> _What you need to do_
Go through the entries below and copy every line that holds the word "title".

> _Excerpted records_

------

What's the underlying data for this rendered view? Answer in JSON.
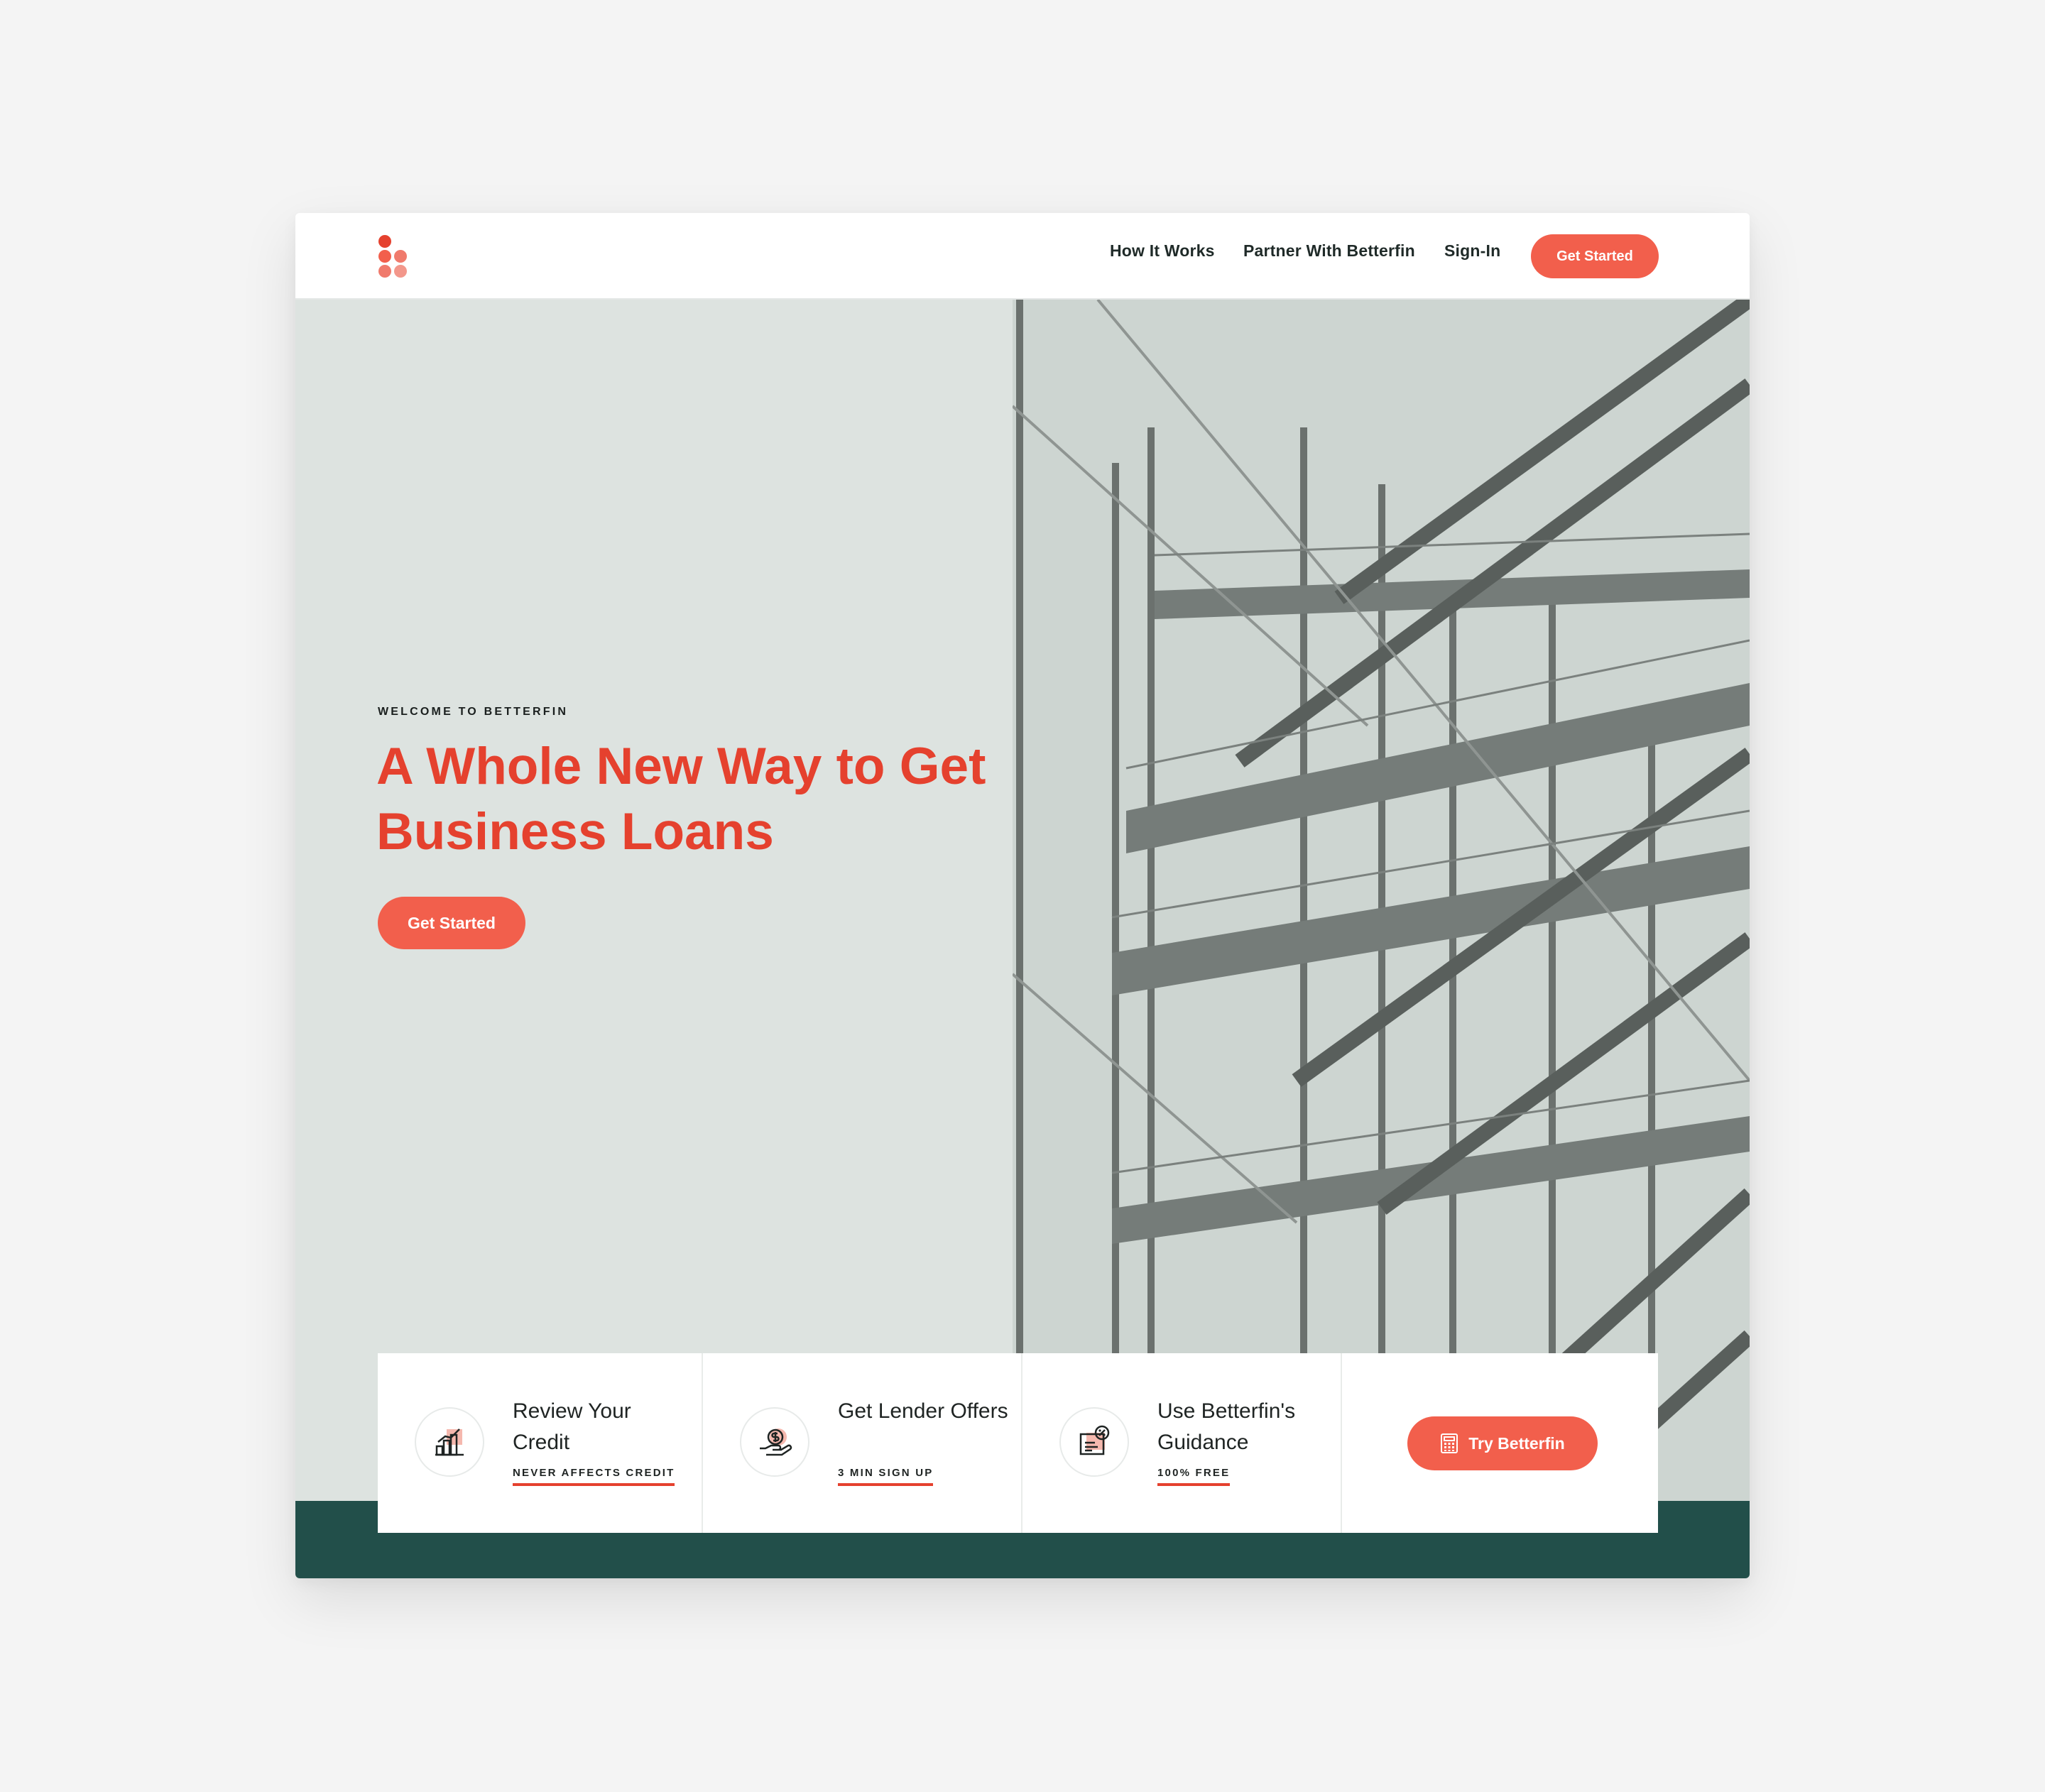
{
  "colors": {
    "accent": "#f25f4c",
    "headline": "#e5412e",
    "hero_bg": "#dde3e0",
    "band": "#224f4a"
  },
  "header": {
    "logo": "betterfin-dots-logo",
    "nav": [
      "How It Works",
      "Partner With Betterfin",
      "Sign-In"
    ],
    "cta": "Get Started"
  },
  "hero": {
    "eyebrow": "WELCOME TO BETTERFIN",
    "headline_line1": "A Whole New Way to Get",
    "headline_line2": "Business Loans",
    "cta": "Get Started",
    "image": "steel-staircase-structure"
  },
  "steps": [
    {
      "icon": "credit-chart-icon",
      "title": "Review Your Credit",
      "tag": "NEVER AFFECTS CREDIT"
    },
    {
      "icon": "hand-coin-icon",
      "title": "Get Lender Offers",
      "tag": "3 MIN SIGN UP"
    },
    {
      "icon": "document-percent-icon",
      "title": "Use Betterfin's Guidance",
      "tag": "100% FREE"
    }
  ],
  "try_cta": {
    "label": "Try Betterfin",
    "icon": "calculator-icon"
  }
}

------

> _Solved exercise_
      "title": "Review Your Credit",
      "title": "Get Lender Offers",
      "title": "Use Betterfin's Guidance",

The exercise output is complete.